There was a lot of hope this season within the Boston Red Sox organization that Dustin Pedroia, a face of the franchise over the last decade, would finally return to everyday baseball activities after struggling with a knee injury over the last two years. While the outlook was optimistic coming into spring training, the season began and Pedroia was still unable to return to standard baseball activities.
That optimism slowly dwindled, and as the Sox near the end of May, fans and teammates alike are starting to come to terms with the fact that they may never see Pedroia play again. On Monday, the team held a press conference with Pedroia, during which he said his knee will “never heal” and he’ll take some time away from the game while coming to terms with that. From the sounds of it, he’ll consider retirement as well during this time, and if this is it, it’s been quite a ride for Pedroia and his legion of faithful fans.
The feisty second baseman burst onto the scene in 2007, winning Rookie of the Year while playing a big part in bringing Boston their second World Series title in four years. He emerged as a leader for a franchise and a fanbase that has always loved their underdogs. He won MVP in 2008, and for the next six years became as synonymous with Red Sox baseball as David Ortiz, accumulating a .299 career average and over 1,800 hits. He and his teammates rallied for an unlikely championship in 2013 to bring together a city shaken to its core following the Boston Marathon bombings.

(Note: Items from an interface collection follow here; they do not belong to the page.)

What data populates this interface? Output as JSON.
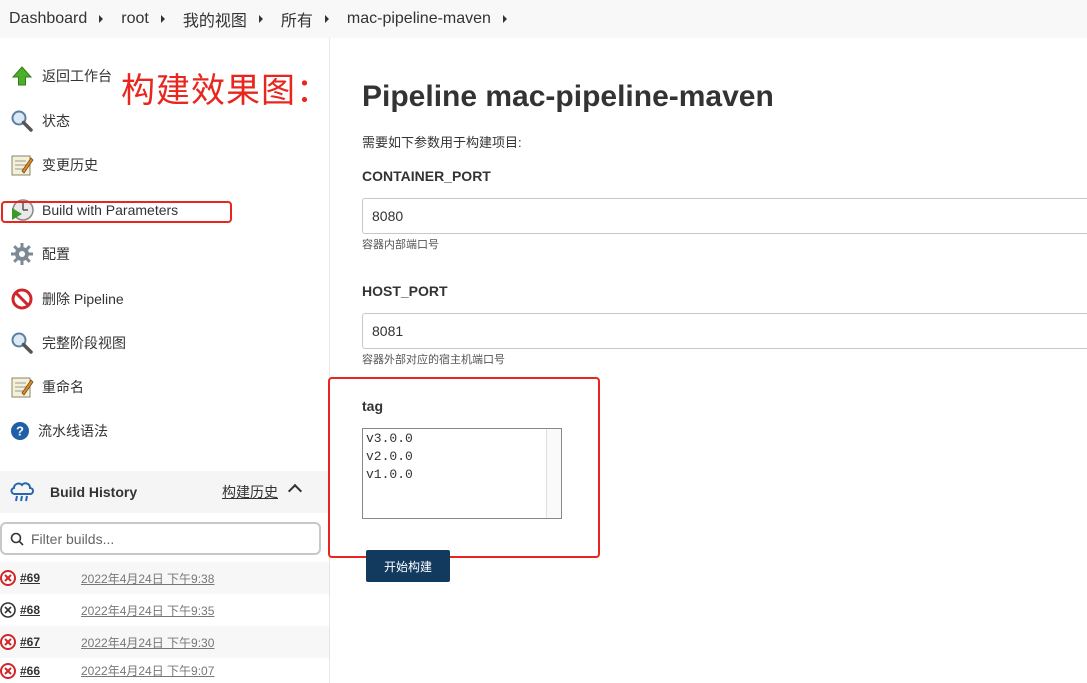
{
  "breadcrumb": [
    "Dashboard",
    "root",
    "我的视图",
    "所有",
    "mac-pipeline-maven"
  ],
  "annotation": "构建效果图：",
  "tasks": [
    {
      "label": "返回工作台",
      "icon": "up-arrow-icon"
    },
    {
      "label": "状态",
      "icon": "magnifier-icon"
    },
    {
      "label": "变更历史",
      "icon": "notepad-icon"
    },
    {
      "label": "Build with Parameters",
      "icon": "build-clock-icon"
    },
    {
      "label": "配置",
      "icon": "gear-icon"
    },
    {
      "label": "删除 Pipeline",
      "icon": "no-entry-icon"
    },
    {
      "label": "完整阶段视图",
      "icon": "magnifier-icon"
    },
    {
      "label": "重命名",
      "icon": "notepad-icon"
    },
    {
      "label": "流水线语法",
      "icon": "help-icon"
    }
  ],
  "build_history": {
    "title": "Build History",
    "trend_label": "构建历史",
    "filter_placeholder": "Filter builds...",
    "builds": [
      {
        "number": "#69",
        "date": "2022年4月24日 下午9:38",
        "status": "failed"
      },
      {
        "number": "#68",
        "date": "2022年4月24日 下午9:35",
        "status": "aborted"
      },
      {
        "number": "#67",
        "date": "2022年4月24日 下午9:30",
        "status": "failed"
      },
      {
        "number": "#66",
        "date": "2022年4月24日 下午9:07",
        "status": "failed"
      }
    ]
  },
  "main": {
    "title": "Pipeline mac-pipeline-maven",
    "description": "需要如下参数用于构建项目:",
    "params": [
      {
        "name": "CONTAINER_PORT",
        "value": "8080",
        "help": "容器内部端口号"
      },
      {
        "name": "HOST_PORT",
        "value": "8081",
        "help": "容器外部对应的宿主机端口号"
      }
    ],
    "tag": {
      "name": "tag",
      "options": [
        "v3.0.0",
        "v2.0.0",
        "v1.0.0"
      ]
    },
    "build_button": "开始构建"
  },
  "colors": {
    "annotation_red": "#e8261d",
    "button_bg": "#123a5f",
    "failed_red": "#d0262b"
  }
}
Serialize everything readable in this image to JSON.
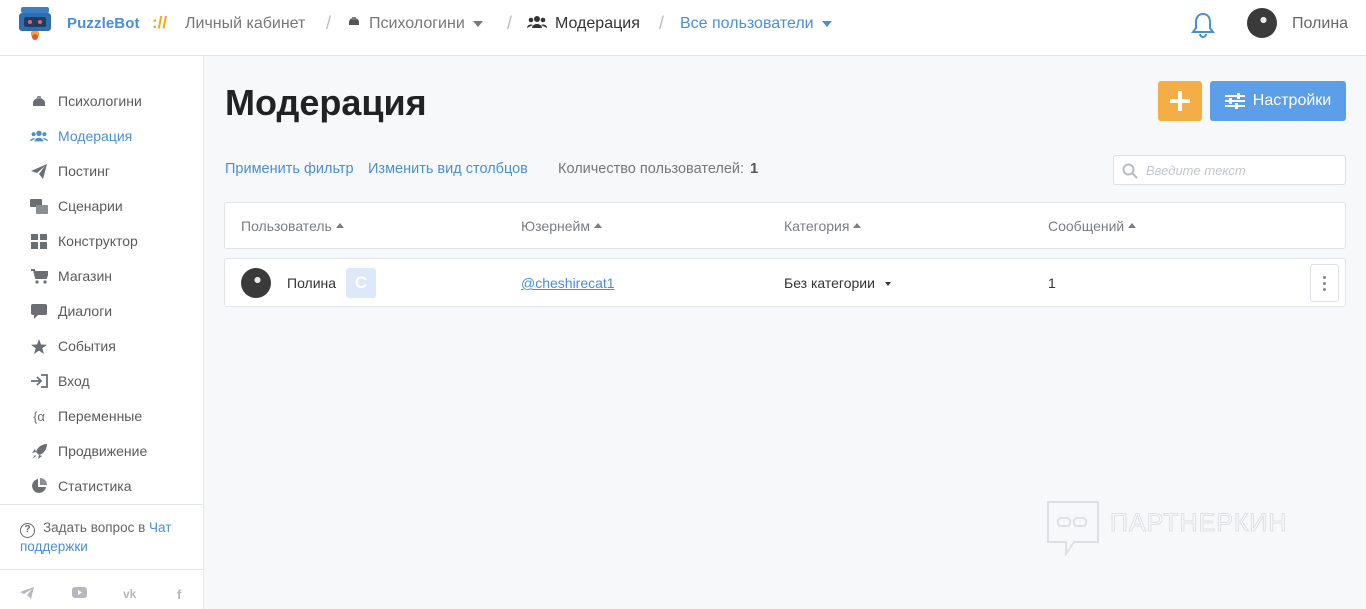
{
  "brand": {
    "name": "PuzzleBot",
    "slash": "://"
  },
  "breadcrumb": {
    "account": "Личный кабинет",
    "bot": "Психологини",
    "section": "Модерация",
    "filter": "Все пользователи"
  },
  "user": {
    "name": "Полина"
  },
  "sidebar": {
    "items": [
      {
        "label": "Психологини",
        "icon": "bot-icon"
      },
      {
        "label": "Модерация",
        "icon": "users-icon",
        "active": true
      },
      {
        "label": "Постинг",
        "icon": "paper-plane-icon"
      },
      {
        "label": "Сценарии",
        "icon": "scenarios-icon"
      },
      {
        "label": "Конструктор",
        "icon": "grid-icon"
      },
      {
        "label": "Магазин",
        "icon": "cart-icon"
      },
      {
        "label": "Диалоги",
        "icon": "chat-icon"
      },
      {
        "label": "События",
        "icon": "star-icon"
      },
      {
        "label": "Вход",
        "icon": "sign-in-icon"
      },
      {
        "label": "Переменные",
        "icon": "variable-icon"
      },
      {
        "label": "Продвижение",
        "icon": "rocket-icon"
      },
      {
        "label": "Статистика",
        "icon": "pie-chart-icon"
      }
    ],
    "help_prefix": "Задать вопрос в",
    "help_link": "Чат поддержки",
    "social": [
      "telegram-icon",
      "youtube-icon",
      "vk-icon",
      "facebook-icon"
    ]
  },
  "main": {
    "title": "Модерация",
    "add_label": "+",
    "settings_label": "Настройки",
    "apply_filter": "Применить фильтр",
    "change_columns": "Изменить вид столбцов",
    "count_label": "Количество пользователей:",
    "count_value": "1",
    "search_placeholder": "Введите текст",
    "columns": [
      "Пользователь",
      "Юзернейм",
      "Категория",
      "Сообщений"
    ],
    "rows": [
      {
        "name": "Полина",
        "badge": "C",
        "username": "@cheshirecat1",
        "category": "Без категории",
        "messages": "1"
      }
    ]
  },
  "watermark": "ПАРТНЕРКИН",
  "colors": {
    "accent": "#4a8fd3",
    "add_button": "#f5ad45",
    "settings_button": "#5c9ee8"
  }
}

Growing up watching Pedroia, it was always about more than baseball. Watching a 5’9″ second baseman take gigantic cuts at every pitch (and connecting more often than he should have) was mesmerizing. Ortiz was firmly entrenched as a favorite in every Sox household, but the chances of a plump Irish kid like me becoming a beefy 6’3″ DH who can mash monster home runs onto Causeway Street were slim. So for myself, and thousands of kids just like me, Pedroia became the idol we fawned over. It didn’t matter that he was undersized and didn’t look like he belonged. He competed like a maniac to make up for any deficiencies in his stature. It was never boring watching the scrappiest player in the league dust up his uniform every day diving for ground balls up the middle.
So if this is it for Pedroia, it was a hell of a run. Three World Series championships (even though he didn’t play on last year’s team it still counts), an MVP trophy, a generation of young ballplayers inspired, and a city that will continue to idolize him for decades to come. He was never supposed to be this good, just like the 2013 Red Sox were never supposed to win a championship. Pedroia defied the odds as long as he could. It’s only natural he goes down fighting to play until he can barely walk. It’s who he was as a player, and how we’ll remember him.